- [Data to process]

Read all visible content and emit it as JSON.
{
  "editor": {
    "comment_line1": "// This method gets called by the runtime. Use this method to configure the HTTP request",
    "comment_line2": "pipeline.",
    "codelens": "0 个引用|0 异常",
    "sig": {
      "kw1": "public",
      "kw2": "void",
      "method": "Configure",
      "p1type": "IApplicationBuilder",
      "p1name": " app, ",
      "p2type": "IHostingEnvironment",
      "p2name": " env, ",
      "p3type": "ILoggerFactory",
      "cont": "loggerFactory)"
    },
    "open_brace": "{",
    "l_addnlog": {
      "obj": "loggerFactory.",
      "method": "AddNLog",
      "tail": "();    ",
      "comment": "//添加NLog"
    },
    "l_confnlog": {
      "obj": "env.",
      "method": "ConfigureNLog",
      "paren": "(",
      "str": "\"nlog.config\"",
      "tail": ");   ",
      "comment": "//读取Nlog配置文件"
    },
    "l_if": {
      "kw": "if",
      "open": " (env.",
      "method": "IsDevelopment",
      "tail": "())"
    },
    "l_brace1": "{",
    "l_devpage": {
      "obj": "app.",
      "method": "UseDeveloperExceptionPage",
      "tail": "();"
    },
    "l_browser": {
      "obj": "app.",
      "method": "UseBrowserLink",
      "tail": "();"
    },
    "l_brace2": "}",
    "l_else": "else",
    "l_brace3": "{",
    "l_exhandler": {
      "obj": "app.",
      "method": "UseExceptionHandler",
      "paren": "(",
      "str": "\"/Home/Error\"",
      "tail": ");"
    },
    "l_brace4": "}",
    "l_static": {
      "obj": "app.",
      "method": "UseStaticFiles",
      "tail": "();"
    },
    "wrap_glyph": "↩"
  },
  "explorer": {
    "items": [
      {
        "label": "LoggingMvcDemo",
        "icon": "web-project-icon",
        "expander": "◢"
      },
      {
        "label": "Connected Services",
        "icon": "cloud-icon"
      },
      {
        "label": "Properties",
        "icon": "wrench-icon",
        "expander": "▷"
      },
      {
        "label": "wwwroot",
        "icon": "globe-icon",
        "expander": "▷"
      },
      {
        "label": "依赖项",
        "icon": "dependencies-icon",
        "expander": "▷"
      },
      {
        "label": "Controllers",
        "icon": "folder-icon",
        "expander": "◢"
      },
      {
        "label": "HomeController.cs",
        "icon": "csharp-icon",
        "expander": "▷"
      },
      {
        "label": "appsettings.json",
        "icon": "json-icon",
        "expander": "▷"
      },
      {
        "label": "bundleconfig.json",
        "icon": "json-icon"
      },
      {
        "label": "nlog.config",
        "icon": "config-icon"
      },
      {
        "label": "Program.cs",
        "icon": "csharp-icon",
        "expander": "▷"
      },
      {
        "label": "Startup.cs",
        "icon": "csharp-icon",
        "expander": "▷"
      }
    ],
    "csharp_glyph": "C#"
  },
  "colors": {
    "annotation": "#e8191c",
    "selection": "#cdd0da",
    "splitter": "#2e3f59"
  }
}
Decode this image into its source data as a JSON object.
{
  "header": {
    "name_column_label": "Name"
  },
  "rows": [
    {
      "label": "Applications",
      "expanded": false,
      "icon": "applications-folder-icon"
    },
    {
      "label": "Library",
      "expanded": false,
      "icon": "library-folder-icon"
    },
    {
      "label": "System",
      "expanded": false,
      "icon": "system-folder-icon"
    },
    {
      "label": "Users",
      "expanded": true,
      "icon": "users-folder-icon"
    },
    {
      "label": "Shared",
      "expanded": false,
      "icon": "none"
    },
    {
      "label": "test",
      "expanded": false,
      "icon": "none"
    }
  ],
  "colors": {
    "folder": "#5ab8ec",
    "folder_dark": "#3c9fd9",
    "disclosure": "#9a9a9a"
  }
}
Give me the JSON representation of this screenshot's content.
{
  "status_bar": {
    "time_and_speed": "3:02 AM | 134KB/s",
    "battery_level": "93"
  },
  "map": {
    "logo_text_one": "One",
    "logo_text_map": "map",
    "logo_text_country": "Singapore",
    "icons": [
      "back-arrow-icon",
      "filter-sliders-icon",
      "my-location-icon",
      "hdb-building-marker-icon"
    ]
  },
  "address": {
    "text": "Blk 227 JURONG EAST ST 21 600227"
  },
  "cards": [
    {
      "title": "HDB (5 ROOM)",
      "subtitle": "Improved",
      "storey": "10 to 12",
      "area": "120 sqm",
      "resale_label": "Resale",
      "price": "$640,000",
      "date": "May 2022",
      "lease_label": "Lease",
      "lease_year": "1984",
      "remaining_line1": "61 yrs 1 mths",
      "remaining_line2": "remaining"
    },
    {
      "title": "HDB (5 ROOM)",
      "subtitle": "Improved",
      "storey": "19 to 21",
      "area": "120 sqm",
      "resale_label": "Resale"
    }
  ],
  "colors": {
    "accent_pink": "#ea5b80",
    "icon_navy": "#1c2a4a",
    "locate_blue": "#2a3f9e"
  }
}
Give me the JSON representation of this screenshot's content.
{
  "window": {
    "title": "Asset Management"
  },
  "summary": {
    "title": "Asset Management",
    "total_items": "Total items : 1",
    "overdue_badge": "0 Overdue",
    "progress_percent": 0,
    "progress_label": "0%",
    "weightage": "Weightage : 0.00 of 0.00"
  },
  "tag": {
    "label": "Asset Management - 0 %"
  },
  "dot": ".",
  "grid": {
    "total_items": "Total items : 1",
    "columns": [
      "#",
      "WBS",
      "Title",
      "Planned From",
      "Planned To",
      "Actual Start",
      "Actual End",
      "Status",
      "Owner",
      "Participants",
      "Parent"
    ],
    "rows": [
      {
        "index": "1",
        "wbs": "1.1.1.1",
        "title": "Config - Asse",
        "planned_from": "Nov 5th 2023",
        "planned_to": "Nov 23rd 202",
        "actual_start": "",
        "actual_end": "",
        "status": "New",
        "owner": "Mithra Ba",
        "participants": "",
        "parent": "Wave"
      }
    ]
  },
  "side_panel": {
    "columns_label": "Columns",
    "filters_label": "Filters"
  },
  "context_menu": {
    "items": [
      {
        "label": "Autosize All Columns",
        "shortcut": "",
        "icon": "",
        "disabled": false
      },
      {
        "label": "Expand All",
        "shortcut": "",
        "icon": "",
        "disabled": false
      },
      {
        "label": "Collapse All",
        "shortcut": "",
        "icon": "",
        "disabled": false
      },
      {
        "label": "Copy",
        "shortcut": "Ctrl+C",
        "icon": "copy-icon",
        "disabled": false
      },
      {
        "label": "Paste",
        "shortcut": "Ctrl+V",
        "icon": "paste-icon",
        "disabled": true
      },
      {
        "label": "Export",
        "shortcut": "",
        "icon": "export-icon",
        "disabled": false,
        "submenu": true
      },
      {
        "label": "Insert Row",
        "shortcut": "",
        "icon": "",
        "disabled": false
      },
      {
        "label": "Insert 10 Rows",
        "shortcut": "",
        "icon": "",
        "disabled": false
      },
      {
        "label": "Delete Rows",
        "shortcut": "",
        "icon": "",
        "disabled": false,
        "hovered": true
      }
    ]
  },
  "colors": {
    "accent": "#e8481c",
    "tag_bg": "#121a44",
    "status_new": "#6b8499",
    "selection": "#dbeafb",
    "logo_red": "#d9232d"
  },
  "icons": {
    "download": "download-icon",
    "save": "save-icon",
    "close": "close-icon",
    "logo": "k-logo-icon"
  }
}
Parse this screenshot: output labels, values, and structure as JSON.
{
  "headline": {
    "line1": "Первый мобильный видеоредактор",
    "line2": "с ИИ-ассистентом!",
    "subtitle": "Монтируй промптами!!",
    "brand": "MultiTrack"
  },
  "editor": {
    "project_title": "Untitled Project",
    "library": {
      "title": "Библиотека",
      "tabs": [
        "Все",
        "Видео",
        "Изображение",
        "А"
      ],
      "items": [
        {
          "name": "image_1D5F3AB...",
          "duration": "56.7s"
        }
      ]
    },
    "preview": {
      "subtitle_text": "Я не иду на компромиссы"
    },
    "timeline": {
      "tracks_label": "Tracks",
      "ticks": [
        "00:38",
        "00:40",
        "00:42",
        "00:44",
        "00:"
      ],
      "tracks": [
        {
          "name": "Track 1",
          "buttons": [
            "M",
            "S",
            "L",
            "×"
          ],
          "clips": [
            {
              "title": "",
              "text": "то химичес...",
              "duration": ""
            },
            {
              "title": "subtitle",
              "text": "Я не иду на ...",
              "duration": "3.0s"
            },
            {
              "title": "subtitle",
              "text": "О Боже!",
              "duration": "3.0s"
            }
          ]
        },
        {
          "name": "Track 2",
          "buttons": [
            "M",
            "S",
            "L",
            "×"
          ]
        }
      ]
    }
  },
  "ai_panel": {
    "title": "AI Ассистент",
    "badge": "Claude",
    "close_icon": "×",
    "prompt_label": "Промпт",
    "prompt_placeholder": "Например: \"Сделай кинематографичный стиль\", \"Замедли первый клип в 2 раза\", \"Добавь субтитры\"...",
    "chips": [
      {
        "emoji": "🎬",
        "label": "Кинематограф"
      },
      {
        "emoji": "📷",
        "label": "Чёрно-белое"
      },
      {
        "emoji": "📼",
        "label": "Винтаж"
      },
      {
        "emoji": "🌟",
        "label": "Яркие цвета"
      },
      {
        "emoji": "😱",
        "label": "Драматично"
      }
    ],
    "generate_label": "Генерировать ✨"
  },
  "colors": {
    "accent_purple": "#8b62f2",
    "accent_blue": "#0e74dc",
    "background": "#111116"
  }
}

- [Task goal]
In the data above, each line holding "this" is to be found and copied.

- [Answer area]
    "comment_line1": "// This method gets called by the runtime. Use this method to configure the HTTP request",
Decode this image into its source data as a JSON object.
Give me the JSON representation of this screenshot's content.
Give me the JSON representation of this screenshot's content.
Parse this screenshot: output labels, values, and structure as JSON.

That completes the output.